dens, farms, meadows, schoolyards, and
woods—anywhere there is food. During
the warm summer months, they usually
live on
fl
owers, branches, bushes, and
farm crops such as vegetables because
they can easily
fi
nd prey in these places.
Lady beetles seek shelter under leaves,
branches, and other plant parts. Shel-
ter protects them from bad weather and
predators.
When temperatures start to drop in
the fall, lady beetles seek shelter for the
winter. Otherwise, they would die from
the cold. People often
fi
nd lady beetles
Creating habitat
The right kinds of
plants are crucial for
attracting lady beetles.
Flowers that produce
lots of pollen and nec-
tar, such as angelica,
yarrow, marigolds,
roses, dahlias, daisies, aster, and dill, are
good.
The use of insect poison (pesticides)
should be restricted because bene
fi
cial
insects can be killed along with pests. A
healthy garden should have lots of ben-
e
fi
cial insects that help keep damaging
insects under control.
A pile of yard debris can attract lady
beetles. The pile should include branches,
leaves, large and small pieces of bark,
long grass, and any other debris that
accumulates in your yard. Yard debris cre-
ates shelter for lady beetles and provides a
place for them to gather in the winter.
Lady beetles can be purchased, but
when they are released they usually
fl
y
away. Purchasing lady beetles is not rec-
ommended because it removes them from
their native areas and can deplete natural
populations. Also, most lady beetles avail-
able for purchase are exotic species that
compete with native species for food and
shelter.
Lady beetle house plans
To provide winter shelter for lady bee-
tles, you can build or purchase a lady beetle
house. Plans are available online at http://
butter
fl
ywebsite.com/Articles/MQuinn/
MQuinn1.htm
in their houses in the fall. During the
fall, lady beetles gather in large groups,
sometimes numbering in the hundreds or
thousands.
Fun facts
Lady beetle wings
fl
ap at a rate
of 85 beats per second.
The convergent lady beetle got
its name from the converging

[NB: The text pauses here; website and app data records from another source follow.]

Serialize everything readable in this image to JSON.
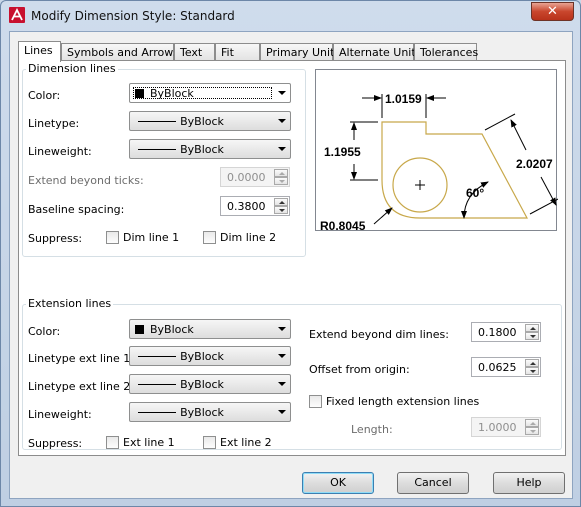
{
  "window": {
    "title": "Modify Dimension Style: Standard",
    "close_glyph": "✕"
  },
  "tabs": [
    {
      "label": "Lines",
      "active": true
    },
    {
      "label": "Symbols and Arrows"
    },
    {
      "label": "Text"
    },
    {
      "label": "Fit"
    },
    {
      "label": "Primary Units"
    },
    {
      "label": "Alternate Units"
    },
    {
      "label": "Tolerances"
    }
  ],
  "dimension_lines": {
    "title": "Dimension lines",
    "color_label": "Color:",
    "color_value": "ByBlock",
    "linetype_label": "Linetype:",
    "linetype_value": "ByBlock",
    "lineweight_label": "Lineweight:",
    "lineweight_value": "ByBlock",
    "extend_label": "Extend beyond ticks:",
    "extend_value": "0.0000",
    "baseline_label": "Baseline spacing:",
    "baseline_value": "0.3800",
    "suppress_label": "Suppress:",
    "dim1_label": "Dim line 1",
    "dim2_label": "Dim line 2"
  },
  "preview": {
    "dim_top": "1.0159",
    "dim_left": "1.1955",
    "dim_right": "2.0207",
    "angle": "60°",
    "radius": "R0.8045",
    "colors": {
      "outline": "#c8a84a",
      "dims": "#000000"
    }
  },
  "extension_lines": {
    "title": "Extension lines",
    "color_label": "Color:",
    "color_value": "ByBlock",
    "lt1_label": "Linetype ext line 1:",
    "lt1_value": "ByBlock",
    "lt2_label": "Linetype ext line 2:",
    "lt2_value": "ByBlock",
    "lineweight_label": "Lineweight:",
    "lineweight_value": "ByBlock",
    "suppress_label": "Suppress:",
    "ext1_label": "Ext line 1",
    "ext2_label": "Ext line 2",
    "extend_label": "Extend beyond dim lines:",
    "extend_value": "0.1800",
    "offset_label": "Offset from origin:",
    "offset_value": "0.0625",
    "fixed_label": "Fixed length extension lines",
    "length_label": "Length:",
    "length_value": "1.0000"
  },
  "buttons": {
    "ok": "OK",
    "cancel": "Cancel",
    "help": "Help"
  }
}
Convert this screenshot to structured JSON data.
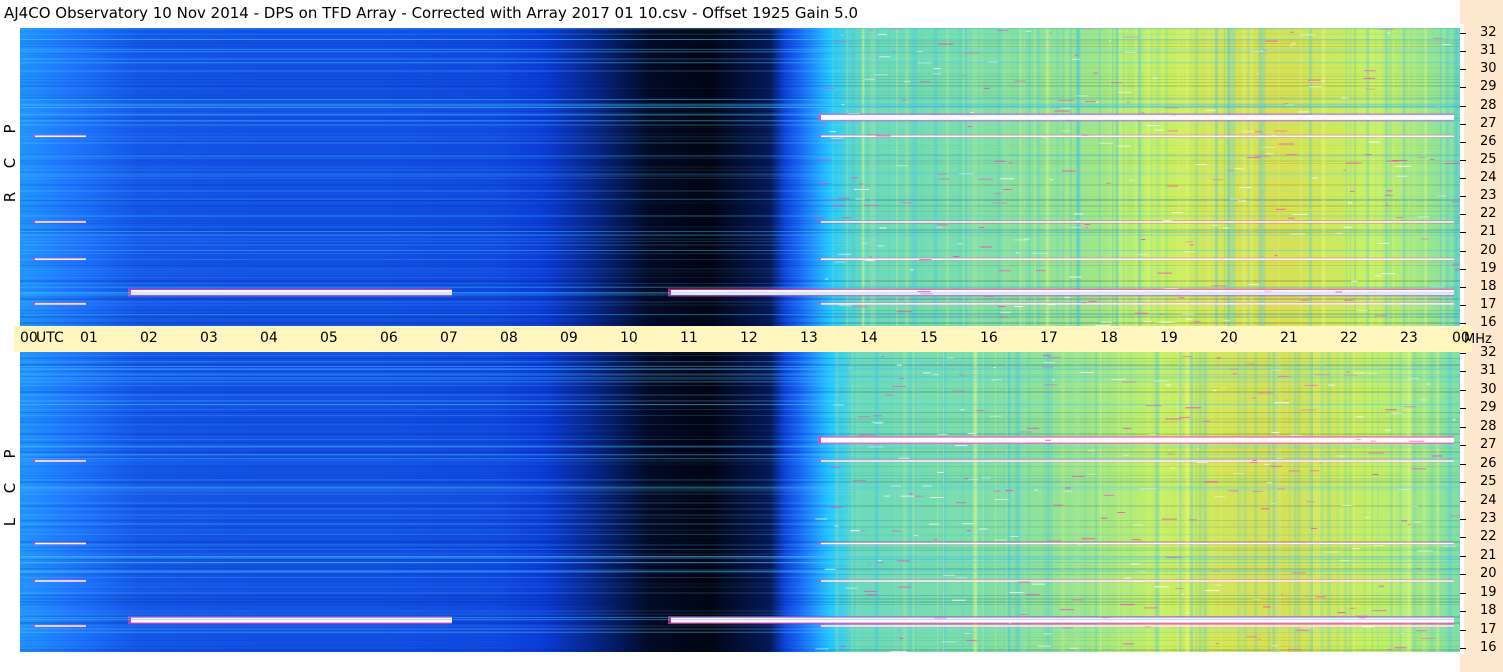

white lines on its body.
Lady beetles emit a smelly yel-
low substance when they are
handled by predators or people.
This smelly substance is actually
their blood, and it keeps preda-
tors from eating them.
Lady beetles often try to spend
the winter in houses.
© 2007 Oregon State University.

Learn more!
Cornell University. http://www.nysaes.
cornell.edu/ent/biocontrol/predators/
hippodamia.html and http://www.
nysaes.cornell.edu/ent/biocontrol/
predators/ladybintro.html
Lady beetle house plans. http://
butter
fl
ywebsite.com/Articles/
MQuinn/MQuinn1.htm